── INPUT ──

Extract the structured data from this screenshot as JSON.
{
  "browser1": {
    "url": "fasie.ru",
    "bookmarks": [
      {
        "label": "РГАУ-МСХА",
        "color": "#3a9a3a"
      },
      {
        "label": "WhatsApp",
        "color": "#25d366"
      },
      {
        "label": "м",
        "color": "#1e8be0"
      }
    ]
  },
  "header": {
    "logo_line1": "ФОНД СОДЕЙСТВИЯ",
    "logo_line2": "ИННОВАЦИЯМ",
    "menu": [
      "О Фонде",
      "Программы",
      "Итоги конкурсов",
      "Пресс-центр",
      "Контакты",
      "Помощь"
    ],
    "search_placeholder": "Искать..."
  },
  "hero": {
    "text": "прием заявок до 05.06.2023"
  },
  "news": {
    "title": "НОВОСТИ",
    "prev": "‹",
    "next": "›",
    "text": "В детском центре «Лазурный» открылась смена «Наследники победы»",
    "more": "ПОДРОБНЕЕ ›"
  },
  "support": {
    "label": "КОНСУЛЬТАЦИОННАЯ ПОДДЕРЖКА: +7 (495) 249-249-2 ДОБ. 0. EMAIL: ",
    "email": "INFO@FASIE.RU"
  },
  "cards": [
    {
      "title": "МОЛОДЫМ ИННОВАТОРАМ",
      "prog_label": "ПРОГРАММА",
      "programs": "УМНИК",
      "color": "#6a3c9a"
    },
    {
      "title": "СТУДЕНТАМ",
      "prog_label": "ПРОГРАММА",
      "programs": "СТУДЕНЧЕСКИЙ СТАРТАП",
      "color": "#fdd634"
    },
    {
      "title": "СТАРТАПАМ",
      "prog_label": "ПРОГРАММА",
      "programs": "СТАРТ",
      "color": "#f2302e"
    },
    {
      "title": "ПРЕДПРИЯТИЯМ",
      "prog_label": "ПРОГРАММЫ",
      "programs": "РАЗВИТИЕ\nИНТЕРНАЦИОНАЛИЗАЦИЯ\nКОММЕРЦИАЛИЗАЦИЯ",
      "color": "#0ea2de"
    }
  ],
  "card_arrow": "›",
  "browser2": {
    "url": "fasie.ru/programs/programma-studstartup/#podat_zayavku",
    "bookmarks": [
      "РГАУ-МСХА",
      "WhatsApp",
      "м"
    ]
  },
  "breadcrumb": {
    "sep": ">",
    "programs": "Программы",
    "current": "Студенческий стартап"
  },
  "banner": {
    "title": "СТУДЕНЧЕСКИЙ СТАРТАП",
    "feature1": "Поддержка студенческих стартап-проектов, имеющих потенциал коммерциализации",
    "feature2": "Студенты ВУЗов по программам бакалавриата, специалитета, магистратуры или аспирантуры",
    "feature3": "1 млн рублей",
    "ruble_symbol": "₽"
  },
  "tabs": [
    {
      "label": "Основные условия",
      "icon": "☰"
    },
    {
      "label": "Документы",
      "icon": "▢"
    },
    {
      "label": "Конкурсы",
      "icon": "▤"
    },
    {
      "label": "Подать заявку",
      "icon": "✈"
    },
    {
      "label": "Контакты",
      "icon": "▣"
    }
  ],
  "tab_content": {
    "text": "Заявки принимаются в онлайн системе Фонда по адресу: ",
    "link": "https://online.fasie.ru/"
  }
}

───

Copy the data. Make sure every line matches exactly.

Extract the structured data from this screenshot as JSON.
{
  "browser1": {
    "url": "fasie.ru",
    "bookmarks": [
      {
        "label": "РГАУ-МСХА",
        "color": "#3a9a3a"
      },
      {
        "label": "WhatsApp",
        "color": "#25d366"
      },
      {
        "label": "м",
        "color": "#1e8be0"
      }
    ]
  },
  "header": {
    "logo_line1": "ФОНД СОДЕЙСТВИЯ",
    "logo_line2": "ИННОВАЦИЯМ",
    "menu": [
      "О Фонде",
      "Программы",
      "Итоги конкурсов",
      "Пресс-центр",
      "Контакты",
      "Помощь"
    ],
    "search_placeholder": "Искать..."
  },
  "hero": {
    "text": "прием заявок до 05.06.2023"
  },
  "news": {
    "title": "НОВОСТИ",
    "prev": "‹",
    "next": "›",
    "text": "В детском центре «Лазурный» открылась смена «Наследники победы»",
    "more": "ПОДРОБНЕЕ ›"
  },
  "support": {
    "label": "КОНСУЛЬТАЦИОННАЯ ПОДДЕРЖКА: +7 (495) 249-249-2 ДОБ. 0. EMAIL: ",
    "email": "INFO@FASIE.RU"
  },
  "cards": [
    {
      "title": "МОЛОДЫМ ИННОВАТОРАМ",
      "prog_label": "ПРОГРАММА",
      "programs": "УМНИК",
      "color": "#6a3c9a"
    },
    {
      "title": "СТУДЕНТАМ",
      "prog_label": "ПРОГРАММА",
      "programs": "СТУДЕНЧЕСКИЙ СТАРТАП",
      "color": "#fdd634"
    },
    {
      "title": "СТАРТАПАМ",
      "prog_label": "ПРОГРАММА",
      "programs": "СТАРТ",
      "color": "#f2302e"
    },
    {
      "title": "ПРЕДПРИЯТИЯМ",
      "prog_label": "ПРОГРАММЫ",
      "programs": "РАЗВИТИЕ\nИНТЕРНАЦИОНАЛИЗАЦИЯ\nКОММЕРЦИАЛИЗАЦИЯ",
      "color": "#0ea2de"
    }
  ],
  "card_arrow": "›",
  "browser2": {
    "url": "fasie.ru/programs/programma-studstartup/#podat_zayavku",
    "bookmarks": [
      "РГАУ-МСХА",
      "WhatsApp",
      "м"
    ]
  },
  "breadcrumb": {
    "sep": ">",
    "programs": "Программы",
    "current": "Студенческий стартап"
  },
  "banner": {
    "title": "СТУДЕНЧЕСКИЙ СТАРТАП",
    "feature1": "Поддержка студенческих стартап-проектов, имеющих потенциал коммерциализации",
    "feature2": "Студенты ВУЗов по программам бакалавриата, специалитета, магистратуры или аспирантуры",
    "feature3": "1 млн рублей",
    "ruble_symbol": "₽"
  },
  "tabs": [
    {
      "label": "Основные условия",
      "icon": "☰"
    },
    {
      "label": "Документы",
      "icon": "▢"
    },
    {
      "label": "Конкурсы",
      "icon": "▤"
    },
    {
      "label": "Подать заявку",
      "icon": "✈"
    },
    {
      "label": "Контакты",
      "icon": "▣"
    }
  ],
  "tab_content": {
    "text": "Заявки принимаются в онлайн системе Фонда по адресу: ",
    "link": "https://online.fasie.ru/"
  }
}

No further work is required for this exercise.